“If you fail to plan then plan to fail”. A well-known phrase that everyone in business should have hanging in a prominent place as a reminder that operating a business carries risk as well as reward.
Nobody takes that brave leap into being self-employed thinking their business will fail within the first two years. However, many start-ups find themselves in difficulties within this time frame, generally as a direct result of a failure to plan. I appreciate I will not win many friends by saying this but the business acumen in this country is poor and the general knowledge required absent. If I had a pound for every time a director referred to the assets of a limited company as his assets when they are actually company property………
Putting it another way, if you build a house on poor foundations then you can expect that house to fall down eventually. Similarly, if you do not start a business on sound footing from the outset you are promoting failure.

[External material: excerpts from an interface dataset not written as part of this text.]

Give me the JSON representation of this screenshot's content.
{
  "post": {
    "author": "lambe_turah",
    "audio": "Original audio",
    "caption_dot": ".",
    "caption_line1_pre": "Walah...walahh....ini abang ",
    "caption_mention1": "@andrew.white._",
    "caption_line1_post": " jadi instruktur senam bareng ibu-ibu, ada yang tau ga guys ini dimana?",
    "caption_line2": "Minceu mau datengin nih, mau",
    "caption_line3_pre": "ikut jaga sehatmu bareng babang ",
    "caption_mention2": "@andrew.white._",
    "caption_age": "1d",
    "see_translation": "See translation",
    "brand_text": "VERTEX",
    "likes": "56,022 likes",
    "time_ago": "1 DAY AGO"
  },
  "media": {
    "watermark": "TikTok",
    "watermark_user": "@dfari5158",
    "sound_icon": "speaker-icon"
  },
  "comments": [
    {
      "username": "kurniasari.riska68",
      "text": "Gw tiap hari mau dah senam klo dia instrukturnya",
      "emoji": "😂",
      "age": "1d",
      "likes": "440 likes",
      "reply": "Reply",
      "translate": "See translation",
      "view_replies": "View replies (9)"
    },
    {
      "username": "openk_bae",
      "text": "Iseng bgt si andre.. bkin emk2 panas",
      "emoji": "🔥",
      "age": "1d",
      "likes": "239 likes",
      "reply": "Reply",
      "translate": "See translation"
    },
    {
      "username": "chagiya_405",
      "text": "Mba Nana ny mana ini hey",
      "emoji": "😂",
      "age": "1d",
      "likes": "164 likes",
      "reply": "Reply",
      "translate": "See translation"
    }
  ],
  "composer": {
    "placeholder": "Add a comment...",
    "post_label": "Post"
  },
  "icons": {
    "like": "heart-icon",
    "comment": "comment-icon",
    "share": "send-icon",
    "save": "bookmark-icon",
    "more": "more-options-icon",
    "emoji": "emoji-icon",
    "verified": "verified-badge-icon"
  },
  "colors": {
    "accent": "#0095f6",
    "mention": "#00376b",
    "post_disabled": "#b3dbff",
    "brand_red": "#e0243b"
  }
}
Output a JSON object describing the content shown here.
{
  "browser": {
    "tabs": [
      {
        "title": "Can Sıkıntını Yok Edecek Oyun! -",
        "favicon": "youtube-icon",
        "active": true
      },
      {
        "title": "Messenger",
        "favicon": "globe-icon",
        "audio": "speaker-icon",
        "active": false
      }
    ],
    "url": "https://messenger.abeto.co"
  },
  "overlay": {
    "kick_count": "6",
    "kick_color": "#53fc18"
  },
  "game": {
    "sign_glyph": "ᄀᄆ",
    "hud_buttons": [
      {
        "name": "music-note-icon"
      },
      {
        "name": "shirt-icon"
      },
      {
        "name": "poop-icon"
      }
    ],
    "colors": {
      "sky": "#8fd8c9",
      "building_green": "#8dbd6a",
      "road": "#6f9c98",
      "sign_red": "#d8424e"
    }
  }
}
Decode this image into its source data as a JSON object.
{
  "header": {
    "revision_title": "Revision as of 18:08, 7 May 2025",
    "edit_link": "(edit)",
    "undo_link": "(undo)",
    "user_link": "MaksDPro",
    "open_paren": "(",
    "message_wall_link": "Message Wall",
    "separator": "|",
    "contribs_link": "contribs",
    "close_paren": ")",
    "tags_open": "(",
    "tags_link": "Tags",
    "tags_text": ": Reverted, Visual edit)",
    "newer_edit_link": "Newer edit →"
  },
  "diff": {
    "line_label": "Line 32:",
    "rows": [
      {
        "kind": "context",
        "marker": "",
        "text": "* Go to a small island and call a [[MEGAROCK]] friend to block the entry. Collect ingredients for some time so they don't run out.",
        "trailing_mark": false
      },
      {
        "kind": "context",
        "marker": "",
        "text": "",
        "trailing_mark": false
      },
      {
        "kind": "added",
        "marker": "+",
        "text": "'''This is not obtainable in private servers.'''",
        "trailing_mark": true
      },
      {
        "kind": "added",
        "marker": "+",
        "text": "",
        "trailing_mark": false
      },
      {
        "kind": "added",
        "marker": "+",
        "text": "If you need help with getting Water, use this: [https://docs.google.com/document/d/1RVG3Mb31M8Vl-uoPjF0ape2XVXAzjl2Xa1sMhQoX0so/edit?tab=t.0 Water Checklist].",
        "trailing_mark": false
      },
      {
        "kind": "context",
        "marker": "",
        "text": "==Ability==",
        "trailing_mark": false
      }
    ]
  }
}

This article could dominate several pages if I were to go into any real detail but, generally speaking common areas leading to difficulties in the near future of a start-up include:
- No business plan (including cash flow forecasts) from the outset. If you have a business idea then putting that down in writing should inform you if that idea is viable and what is likely to be the requirements. It also supports any application for third party funding, such as from banks.
- Choosing the wrong trading vehicle (e.g. limited company, partnership etc.).
- Over-borrowing from the outset, leaving start-up costs creating a financial commitment that eventually becomes a burden too great.
- Not registering for VAT or PAYE. In one case I handled the company had been over the VAT threshold requirements for three years yet was not VAT registered. It was one of the grounds for him receiving a custodial sentence!
- Not accounting for receipts and payments properly.
- Entering into contractual obligations without fully understanding the implications.
- No trading terms and conditions upon which to fall upon when things go wrong.
- Not monitoring cash flow. Most business failures have reached a stage where cash is exhausted so they cannot pay the bills.
The advice to any would-be new business owner is to take advice. Speak to an accountant who can help you determine what the appropriate trading vehicle for your business is, assist with VAT registration and guide you through how to ensure your day-to-day accounting is correct. Equally, a commercial solicitor can draw up your terms of trade that maximise protecting your business interests and can steer you with regards to any agreements you are asked to sign. Finally, do not overlook the role of commercial banks as they can assist in the most appropriate form of funding the business, both at start up and going forward.
I use a phrase, “You do not have a dog and yet bark yourself.” Unfortunately, all too often business people come to me and it is clear they have not grasped that concept.
If you require any advice or assistance on mediation matters, or any other insolvency-related issue, then please contact PBC Business Recovery & Insolvency to discuss your situation. Call Gary Pettit or Gavin Bates on 01604 212150 completely confidentially.